Monday, 8 June 2015

Cadiz Cathedral

I visited Cadiz a few months back and had the chance to visit lots of pretty places (I wrote about our visit to the museum here).

One of the magnificent places that I was able to visit was the cathedral, known as Catedral de Santa Cruz de Cadiz.

The cathedral took over a century to build because, much like all the other impressive cathedrals around Europe, no one ever had enough money. Construction began in 1722 and was completed in 1838. It is currently the seat of the diocese of both Cadiz and Ceuta, one of the two Spanish autonomous communities in northern Africa. Its importance to heritage has been acknowledged by a heritage register in Spain known as the Bien de Interes Cultural, meaning Heritage of Cultural Interest. You can visit the cathedral for a small price and it is well worth the money. It is situated on the aptly named Plaza del Catedral and there is a blue print of the building itself on the space in front of it. My friend tried to point it out for me but unfortunately it was hidden by the setting up of the stages for their festival over Easter!

You are offered an audio guide which comes in a handful of languages. We picked some up although listening to it all would take you hours.

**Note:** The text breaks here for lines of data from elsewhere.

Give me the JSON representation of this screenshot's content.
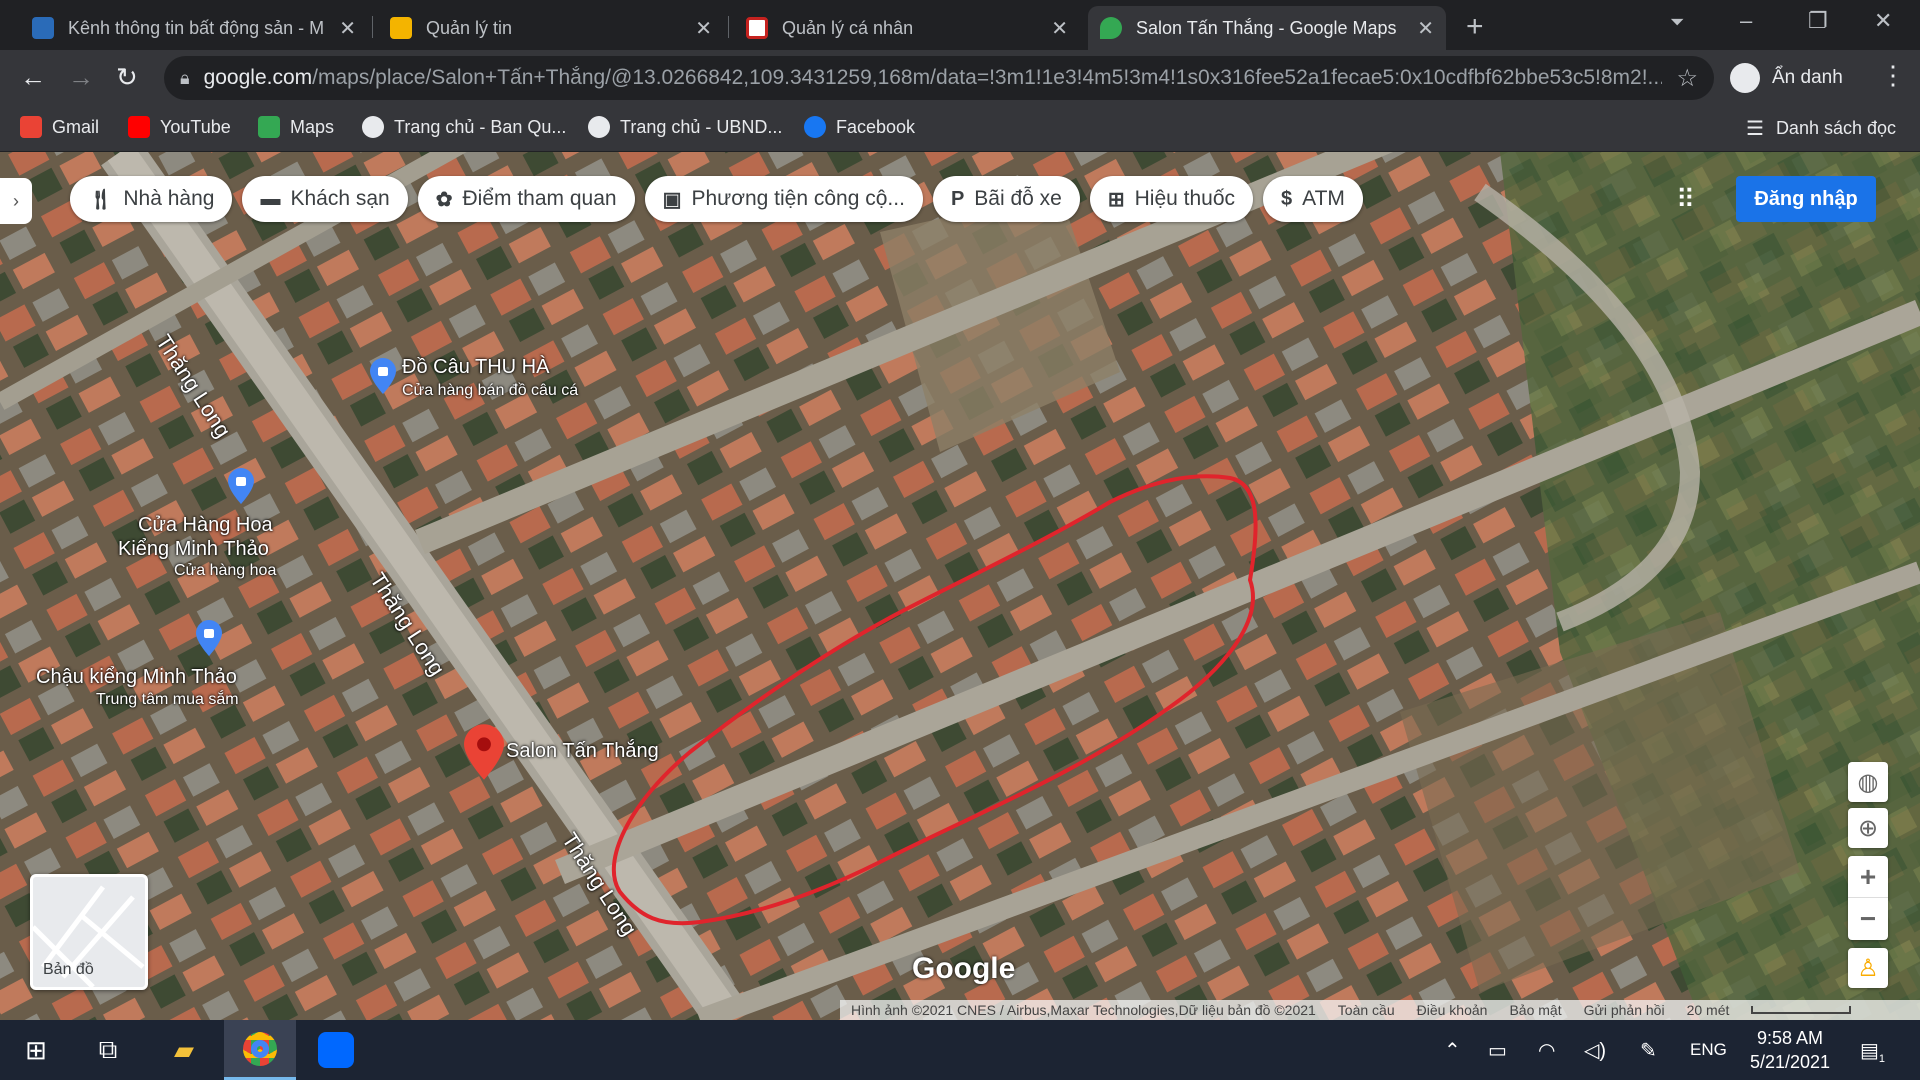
{
  "browser": {
    "tabs": [
      {
        "title": "Kênh thông tin bất động sản - M",
        "favicon": "house-icon",
        "active": false
      },
      {
        "title": "Quản lý tin",
        "favicon": "news-icon",
        "active": false
      },
      {
        "title": "Quản lý cá nhân",
        "favicon": "home-icon",
        "active": false
      },
      {
        "title": "Salon Tấn Thắng - Google Maps",
        "favicon": "maps-pin-icon",
        "active": true
      }
    ],
    "url_host": "google.com",
    "url_path": "/maps/place/Salon+Tấn+Thắng/@13.0266842,109.3431259,168m/data=!3m1!1e3!4m5!3m4!1s0x316fee52a1fecae5:0x10cdfbf62bbe53c5!8m2!...",
    "incognito_label": "Ẩn danh",
    "bookmarks": [
      "Gmail",
      "YouTube",
      "Maps",
      "Trang chủ - Ban Qu...",
      "Trang chủ - UBND...",
      "Facebook"
    ],
    "reading_list": "Danh sách đọc"
  },
  "map": {
    "chips": [
      {
        "label": "Nhà hàng",
        "icon": "restaurant-icon"
      },
      {
        "label": "Khách sạn",
        "icon": "hotel-icon"
      },
      {
        "label": "Điểm tham quan",
        "icon": "attraction-icon"
      },
      {
        "label": "Phương tiện công cộ...",
        "icon": "transit-icon"
      },
      {
        "label": "Bãi đỗ xe",
        "icon": "parking-icon"
      },
      {
        "label": "Hiệu thuốc",
        "icon": "pharmacy-icon"
      },
      {
        "label": "ATM",
        "icon": "atm-icon"
      }
    ],
    "signin": "Đăng nhập",
    "places": [
      {
        "name": "Đồ Câu THU HÀ",
        "sub": "Cửa hàng bán đồ câu cá"
      },
      {
        "name": "Cửa Hàng Hoa Kiểng Minh Thảo",
        "name_l1": "Cửa Hàng Hoa",
        "name_l2": "Kiểng Minh Thảo",
        "sub": "Cửa hàng hoa"
      },
      {
        "name": "Chậu kiểng Minh Thảo",
        "sub": "Trung tâm mua sắm"
      },
      {
        "name": "Salon Tấn Thắng",
        "sub": ""
      }
    ],
    "road_name": "Thăng Long",
    "minimap_label": "Bản đồ",
    "logo": "Google",
    "attribution": "Hình ảnh ©2021 CNES / Airbus,Maxar Technologies,Dữ liệu bản đồ ©2021",
    "footer_links": [
      "Toàn cầu",
      "Điều khoản",
      "Bảo mật",
      "Gửi phản hồi"
    ],
    "scale_label": "20 mét",
    "highlight_color": "#e0242c"
  },
  "taskbar": {
    "language": "ENG",
    "time": "9:58 AM",
    "date": "5/21/2021",
    "notifications": "1"
  }
}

The Baroque exterior. It has a look of almost every single other Spanish church or cathedral I have seen from the period. They loved a Borromini style recess and protrusion coupled with a bright and cheerful render. I think that is perhaps the most pronounced element of Spanish Baroque, the facades are airy and maximise the power of the Mediterranean sun. The effect of light on these buildings produce a sense of awe much akin to the mission of the baroque style: to impress and intimidate. The cupola's either side of the hilariously magnified pedestal on which the equally as funny tiny pediment sits remind me of Wren's St Paul's. The style is not solely baroque though, although most certainly a large quantity of it is(the exaggerated-ness of it definitely gives the building an overwhelming sense of the baroque), it also has elements of the rococo and neoclassical.
The architect responsible for the design was Vicente Acero, who also produced the designs for the cathedral in Granada. The designs were drafted almost two whole centuries after the 13th century cathedral that originally stood there had been burnt down. Like Granada's cathedral the outcome strayed slightly from the original design due to the time scale in which it was completed. This accounts for the neoclassical and rococo elements.

The cathedral contains much of its past within it, in the form of relics and such. Not only that, it also represents churches in the area, with parts of their collection having been amassed over the years from their neighbouring places of worship.

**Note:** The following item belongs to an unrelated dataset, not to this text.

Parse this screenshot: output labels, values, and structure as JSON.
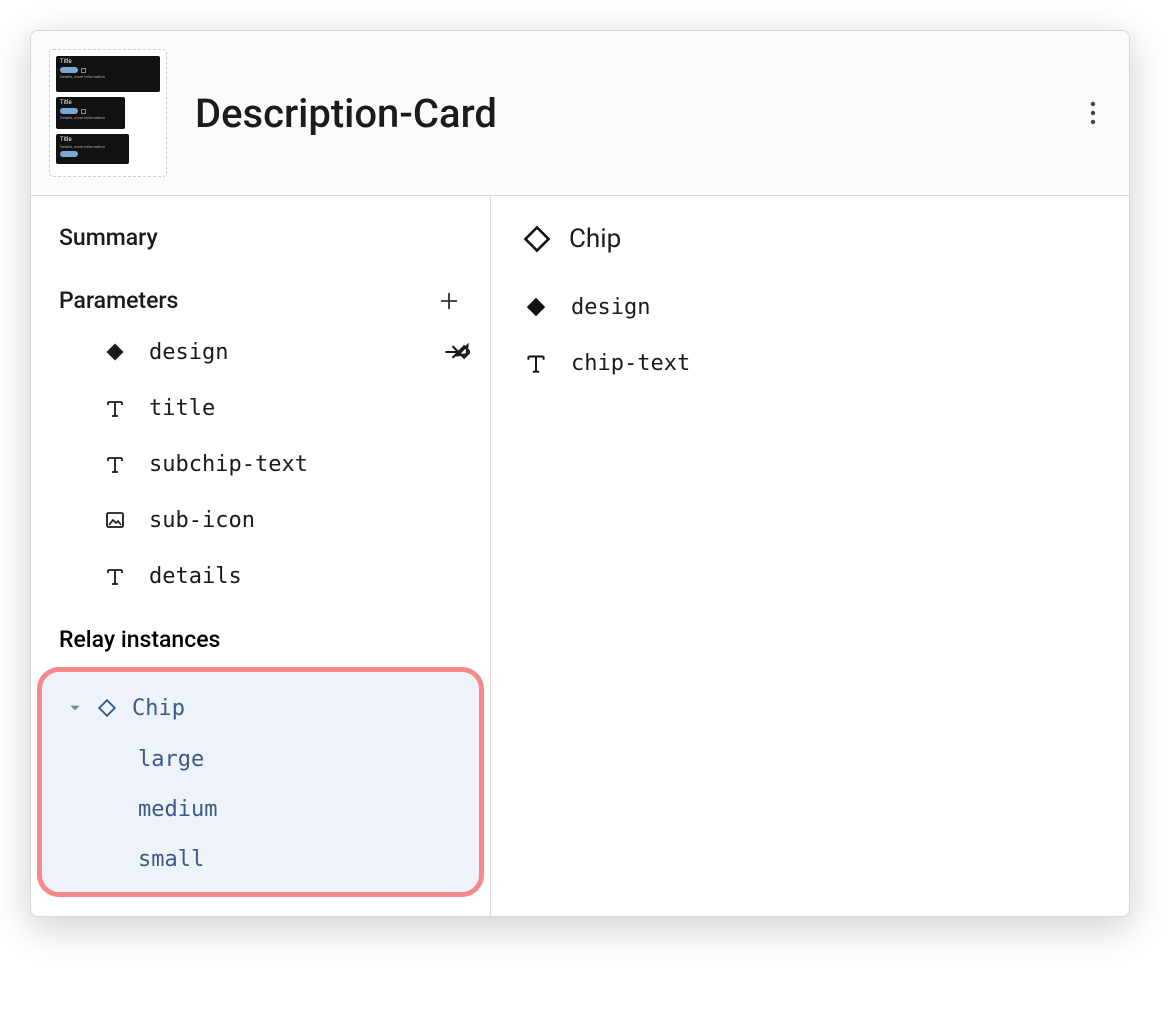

If you recall me mentioning rococo, here it is. Serpentine columns and an abundance of different materials, textures and colours used at the same time.

Two very different pulpits. The first is the kind you find in the larger, more important cathedrals and the bottom is more of a modest one that you might find in your local parish church.


The beautiful neoclassical dome strung out on pendentives. You can kind of see the netting beneath it. This netting covered almost all of the roof and if you looked close enough you could see big chunks of plaster caught in them. Really sad that its so delicate, it obviously needs a lot of attention.


The entrance into the crypt.

The photos below are of the crypt where important figures from Cadiz have been buried. Most notably Manuel de Falla, a famous composer.

Looked Dali-ish to me

Very purrdy
Will have to visit again


No comments:

Post a Comment